I have always liked the customs, beliefs and practices of using healing stones in silver hands to draw benefit during times of illness or personal challenge. The rich blue of Lapis Lazuli, color of the night sky brings dreams into reality, turquoise is an earthly protector and manifesting stone, amythst magnetizes heavenly dreams, and the transparent moonstone shines light through darkness. For centuries humans have used stones for adornment, healing, jewelry, spiritual work, décor and meditation. Fingers point upwards or downwards, patterned etchings swirl healing powers from the center outward, a reminder of the Henna patterns which Indian women use to dye their hands, feet, and face for rituals. Many of us use these neck amulets like worry beads, and are lucky to not wear off the etched symbols.
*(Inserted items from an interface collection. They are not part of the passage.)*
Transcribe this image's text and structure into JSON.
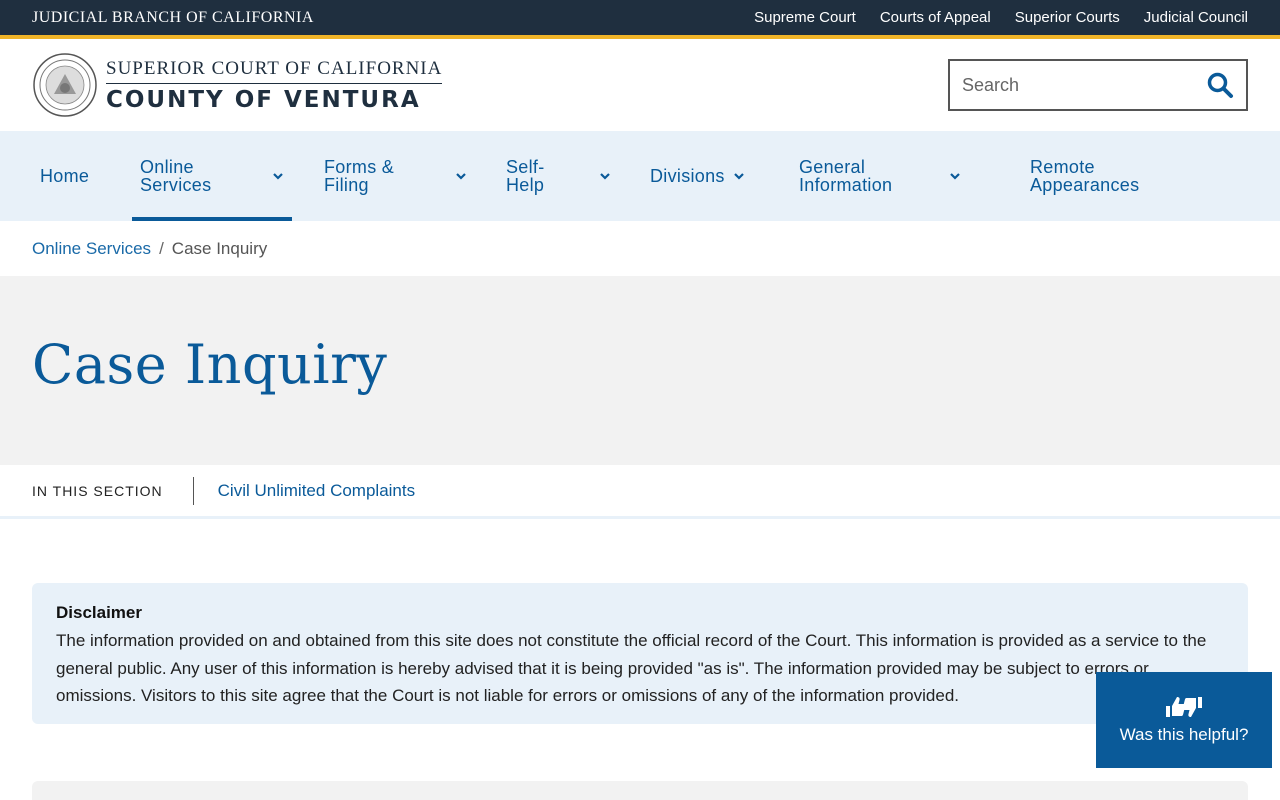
{
  "topbar": {
    "brand": "JUDICIAL BRANCH OF CALIFORNIA",
    "links": [
      "Supreme Court",
      "Courts of Appeal",
      "Superior Courts",
      "Judicial Council"
    ]
  },
  "header": {
    "logo_line1": "SUPERIOR COURT OF CALIFORNIA",
    "logo_line2": "COUNTY OF VENTURA",
    "search_placeholder": "Search"
  },
  "nav": {
    "home": "Home",
    "online_services": "Online Services",
    "forms_filing": "Forms & Filing",
    "self_help": "Self-Help",
    "divisions": "Divisions",
    "general_information": "General Information",
    "remote_appearances": "Remote Appearances"
  },
  "breadcrumb": {
    "parent": "Online Services",
    "separator": "/",
    "current": "Case Inquiry"
  },
  "page": {
    "title": "Case Inquiry"
  },
  "section_nav": {
    "label": "IN THIS SECTION",
    "links": [
      "Civil Unlimited Complaints"
    ]
  },
  "disclaimer": {
    "title": "Disclaimer",
    "body": "The information provided on and obtained from this site does not constitute the official record of the Court. This information is provided as a service to the general public. Any user of this information is hereby advised that it is being provided \"as is\". The information provided may be subject to errors or omissions. Visitors to this site agree that the Court is not liable for errors or omissions of any of the information provided."
  },
  "feedback": {
    "label": "Was this helpful?"
  },
  "colors": {
    "topbar_bg": "#1f2f3f",
    "accent_gold": "#f0b429",
    "brand_blue": "#0a5a99",
    "nav_bg": "#e8f1f9",
    "hero_bg": "#f2f2f2"
  }
}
In June 2006 Iranian/ Australian artist Farideh Zariv held a Hand of Fatima exhibition in Cape Town’s Bo Kaap, a predominantly Muslim district. In her art, each hand has a message for humankind of spiritual and mystical meanings. These are hands of light, showing humankind the way to brightness and peace, and directing human attention to inner spirituality.
In the pop television series, Charmed, the Hand of Fatima was used against the demon Javnah in the second episode of Season One, "I've Got You Under My Skin." Here it was represented as a hand made up of living animals including a snake, turtle, and frog warding off evil by destroying the demon.
In recent years, Middle East peace activists have chosen to wear the hamsa as a symbol of the similarities of origins and tradition between the Islamic and Jewish faiths.
The world looks to Jerusalem to be a place of light unto the nations. We need this relevant Peace symbol of the hamsa as a cultural link for the two peoples of Israel and Palestinian, as a recognition of the spirit held within their common love of the Holy Land and a peaceful future together.
Katya Miller is a peace activist, writer, videographer and jeweler. Her most popular creation is the hamsa called the Jerusalem Peace Hand. It includes the symbols of Judaism, Islam and Christianity in silver and gemstones. To learn more, visit www.culturalimages.net